[Items listed in a dataset]
------------------------------------------------------------

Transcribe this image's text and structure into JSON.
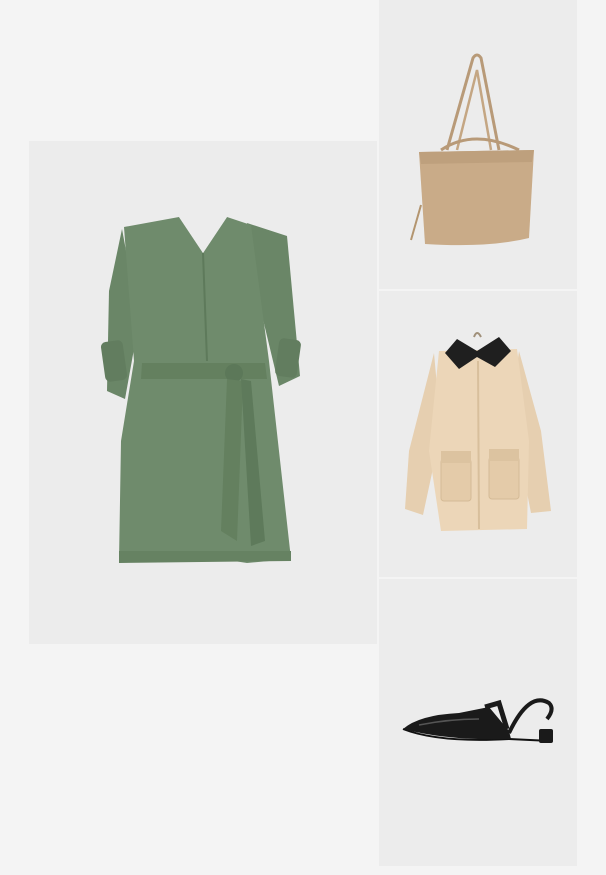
{
  "colors": {
    "page_background": "#f4f4f4",
    "tile_background": "#ececec",
    "dress": "#6f8b6c",
    "bag": "#c9ab88",
    "jacket": "#ecd6b8",
    "jacket_collar": "#1f1f1f",
    "shoe": "#1a1a1a"
  },
  "products": [
    {
      "name": "dress",
      "icon": "green-belted-shirt-dress"
    },
    {
      "name": "bag",
      "icon": "beige-tote-bag"
    },
    {
      "name": "jacket",
      "icon": "beige-utility-jacket"
    },
    {
      "name": "shoe",
      "icon": "black-slingback-flat"
    }
  ]
}
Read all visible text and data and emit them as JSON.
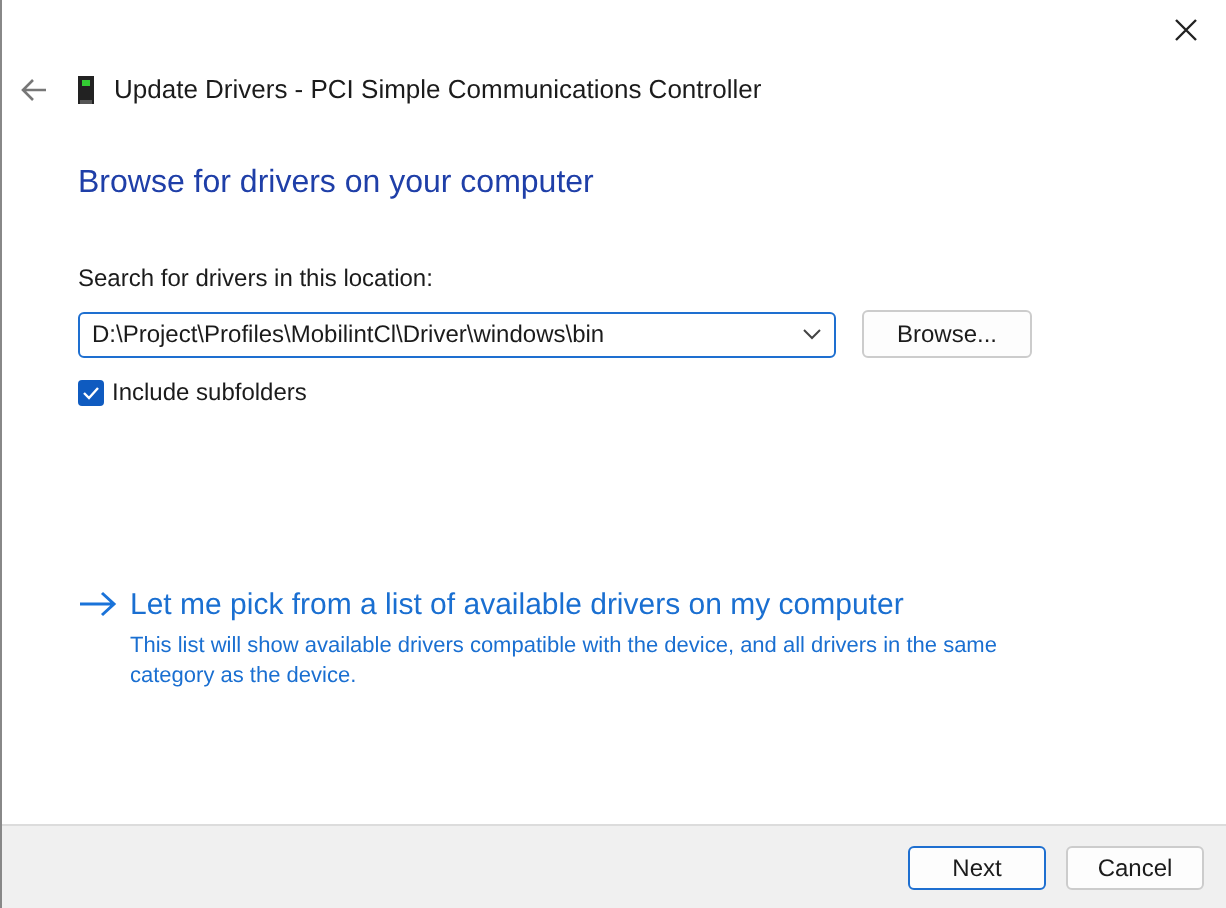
{
  "window": {
    "title": "Update Drivers - PCI Simple Communications Controller"
  },
  "heading": "Browse for drivers on your computer",
  "location": {
    "label": "Search for drivers in this location:",
    "value": "D:\\Project\\Profiles\\MobilintCl\\Driver\\windows\\bin",
    "browse": "Browse..."
  },
  "include_subfolders": {
    "label": "Include subfolders",
    "checked": true
  },
  "pick_link": {
    "title": "Let me pick from a list of available drivers on my computer",
    "description": "This list will show available drivers compatible with the device, and all drivers in the same category as the device."
  },
  "buttons": [
    {
      "label": "Next",
      "default": true
    },
    {
      "label": "Cancel",
      "default": false
    }
  ]
}
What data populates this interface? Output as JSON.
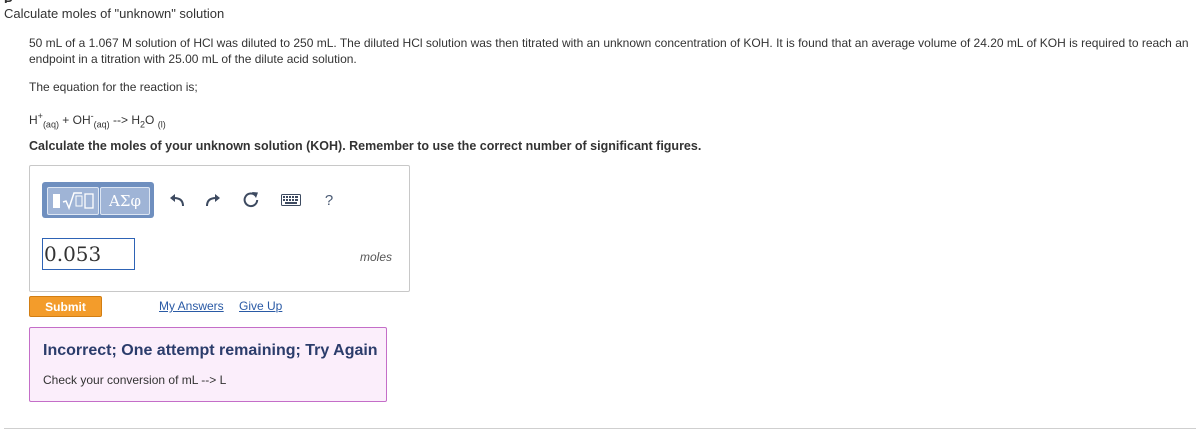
{
  "part": {
    "title": "Calculate moles of \"unknown\" solution"
  },
  "problem": {
    "statement": "50 mL of a 1.067 M solution of HCl was diluted to 250 mL. The diluted HCl solution was then titrated with an unknown concentration of KOH. It is found that an average volume of 24.20 mL of KOH is required to reach an endpoint in a titration with 25.00 mL of the dilute acid solution.",
    "equation_intro": "The equation for the reaction is;",
    "equation": {
      "h": "H",
      "h_sup": "+",
      "aq1": "(aq)",
      "plus": " + ",
      "oh": "OH",
      "oh_sup": "-",
      "aq2": "(aq)",
      "arrow": " --> ",
      "water": "H",
      "water_sub": "2",
      "water_o": "O",
      "liquid": "(l)"
    },
    "prompt": "Calculate the moles of your unknown solution (KOH). Remember to use the correct number of significant figures."
  },
  "toolbar": {
    "greek_label": "ΑΣφ",
    "help_label": "?"
  },
  "answer": {
    "value": "0.053",
    "units": "moles"
  },
  "actions": {
    "submit": "Submit",
    "my_answers": "My Answers",
    "give_up": "Give Up"
  },
  "feedback": {
    "title": "Incorrect; One attempt remaining; Try Again",
    "hint": "Check your conversion of mL --> L"
  },
  "colors": {
    "submit": "#f39c2b",
    "link": "#2a5aa5",
    "feedback_bg": "#fbeefb",
    "feedback_border": "#c46ec8",
    "toolbar": "#6f8fbf"
  }
}
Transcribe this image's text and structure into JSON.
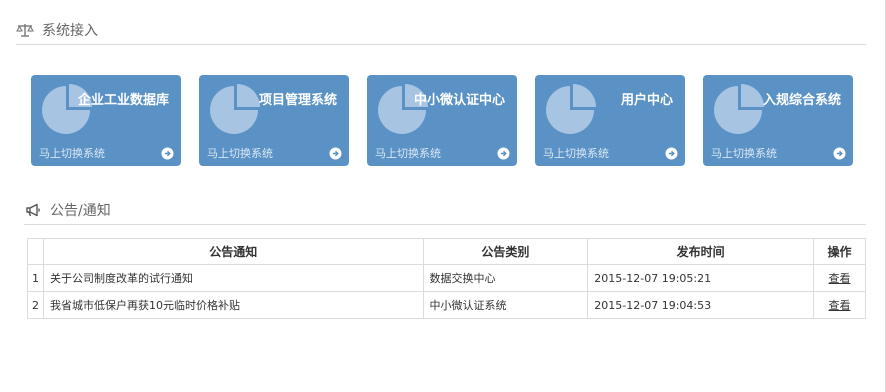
{
  "system_section": {
    "title": "系统接入",
    "icon": "scale-icon"
  },
  "tiles": [
    {
      "title": "企业工业数据库",
      "link": "马上切换系统",
      "icon": "pie-chart-icon"
    },
    {
      "title": "项目管理系统",
      "link": "马上切换系统",
      "icon": "pie-chart-icon"
    },
    {
      "title": "中小微认证中心",
      "link": "马上切换系统",
      "icon": "pie-chart-icon"
    },
    {
      "title": "用户中心",
      "link": "马上切换系统",
      "icon": "pie-chart-icon"
    },
    {
      "title": "入规综合系统",
      "link": "马上切换系统",
      "icon": "pie-chart-icon"
    }
  ],
  "notice_section": {
    "title": "公告/通知",
    "icon": "megaphone-icon"
  },
  "notice_table": {
    "headers": [
      "",
      "公告通知",
      "公告类别",
      "发布时间",
      "操作"
    ],
    "rows": [
      {
        "index": "1",
        "title": "关于公司制度改革的试行通知",
        "category": "数据交换中心",
        "time": "2015-12-07 19:05:21",
        "action": "查看"
      },
      {
        "index": "2",
        "title": "我省城市低保户再获10元临时价格补贴",
        "category": "中小微认证系统",
        "time": "2015-12-07 19:04:53",
        "action": "查看"
      }
    ]
  },
  "colors": {
    "tile_bg": "#5b92c5",
    "border": "#dcdcdc"
  }
}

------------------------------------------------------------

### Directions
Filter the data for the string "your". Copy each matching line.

### Task result
  "heading": "Browse for drivers on your computer",
    "prompt": "Calculate the moles of your unknown solution (KOH). Remember to use the correct number of significant figures."
    "hint": "Check your conversion of mL --> L"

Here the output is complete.